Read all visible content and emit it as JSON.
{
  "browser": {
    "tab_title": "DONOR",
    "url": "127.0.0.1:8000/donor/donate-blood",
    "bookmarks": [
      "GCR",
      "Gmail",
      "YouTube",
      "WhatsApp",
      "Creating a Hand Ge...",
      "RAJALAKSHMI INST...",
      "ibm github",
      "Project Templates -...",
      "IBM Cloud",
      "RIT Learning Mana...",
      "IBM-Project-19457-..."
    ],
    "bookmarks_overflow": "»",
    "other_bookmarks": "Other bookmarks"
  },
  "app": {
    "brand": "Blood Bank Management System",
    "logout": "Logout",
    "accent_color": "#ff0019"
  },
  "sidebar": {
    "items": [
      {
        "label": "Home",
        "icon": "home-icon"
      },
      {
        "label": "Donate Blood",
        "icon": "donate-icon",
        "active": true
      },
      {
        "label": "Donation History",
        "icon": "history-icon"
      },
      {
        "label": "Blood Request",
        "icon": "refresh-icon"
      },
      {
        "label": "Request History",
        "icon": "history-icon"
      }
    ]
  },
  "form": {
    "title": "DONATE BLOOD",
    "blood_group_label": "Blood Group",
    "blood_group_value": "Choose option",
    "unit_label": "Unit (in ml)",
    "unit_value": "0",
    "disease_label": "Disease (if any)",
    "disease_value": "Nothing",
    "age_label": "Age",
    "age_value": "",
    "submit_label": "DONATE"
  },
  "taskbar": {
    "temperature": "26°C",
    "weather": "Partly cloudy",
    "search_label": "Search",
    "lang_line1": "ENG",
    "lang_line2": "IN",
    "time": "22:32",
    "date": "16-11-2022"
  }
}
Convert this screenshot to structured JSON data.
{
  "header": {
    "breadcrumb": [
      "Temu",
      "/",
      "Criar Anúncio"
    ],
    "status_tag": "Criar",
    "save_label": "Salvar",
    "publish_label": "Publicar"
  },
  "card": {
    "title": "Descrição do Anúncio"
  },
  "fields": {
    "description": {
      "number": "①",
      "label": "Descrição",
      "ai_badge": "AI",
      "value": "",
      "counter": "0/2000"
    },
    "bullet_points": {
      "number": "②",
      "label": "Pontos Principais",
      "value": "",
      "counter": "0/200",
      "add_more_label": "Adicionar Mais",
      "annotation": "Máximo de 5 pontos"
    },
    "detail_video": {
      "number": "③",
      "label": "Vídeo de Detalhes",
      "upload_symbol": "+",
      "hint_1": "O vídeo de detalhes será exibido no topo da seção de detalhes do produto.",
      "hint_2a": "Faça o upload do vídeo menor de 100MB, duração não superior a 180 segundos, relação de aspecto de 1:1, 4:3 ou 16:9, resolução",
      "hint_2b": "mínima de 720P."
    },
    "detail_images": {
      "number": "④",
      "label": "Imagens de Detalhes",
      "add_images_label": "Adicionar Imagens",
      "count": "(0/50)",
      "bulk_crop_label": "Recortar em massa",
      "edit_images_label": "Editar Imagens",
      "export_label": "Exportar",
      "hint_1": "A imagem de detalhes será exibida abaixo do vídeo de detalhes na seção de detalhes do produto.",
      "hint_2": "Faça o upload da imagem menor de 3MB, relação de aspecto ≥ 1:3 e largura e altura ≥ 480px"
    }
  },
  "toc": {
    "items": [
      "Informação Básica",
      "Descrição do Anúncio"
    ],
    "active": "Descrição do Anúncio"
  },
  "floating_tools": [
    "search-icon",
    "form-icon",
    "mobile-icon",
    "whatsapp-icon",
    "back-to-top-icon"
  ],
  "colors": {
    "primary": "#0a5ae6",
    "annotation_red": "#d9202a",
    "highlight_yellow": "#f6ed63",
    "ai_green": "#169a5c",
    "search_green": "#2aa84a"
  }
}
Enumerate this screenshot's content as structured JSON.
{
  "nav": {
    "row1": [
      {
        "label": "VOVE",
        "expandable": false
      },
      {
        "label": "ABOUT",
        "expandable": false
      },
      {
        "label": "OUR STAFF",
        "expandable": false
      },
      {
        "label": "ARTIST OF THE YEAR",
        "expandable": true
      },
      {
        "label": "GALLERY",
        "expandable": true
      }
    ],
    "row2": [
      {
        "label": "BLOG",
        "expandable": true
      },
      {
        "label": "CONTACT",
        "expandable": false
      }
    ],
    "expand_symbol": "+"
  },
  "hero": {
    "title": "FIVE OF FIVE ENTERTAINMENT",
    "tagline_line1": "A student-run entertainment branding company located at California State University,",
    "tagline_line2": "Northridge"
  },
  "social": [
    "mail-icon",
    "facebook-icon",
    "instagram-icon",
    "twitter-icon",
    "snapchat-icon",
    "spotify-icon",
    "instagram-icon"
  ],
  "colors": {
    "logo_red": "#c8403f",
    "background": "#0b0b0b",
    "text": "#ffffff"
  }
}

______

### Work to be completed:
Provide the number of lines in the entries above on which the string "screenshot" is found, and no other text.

### Response to this exercise:
2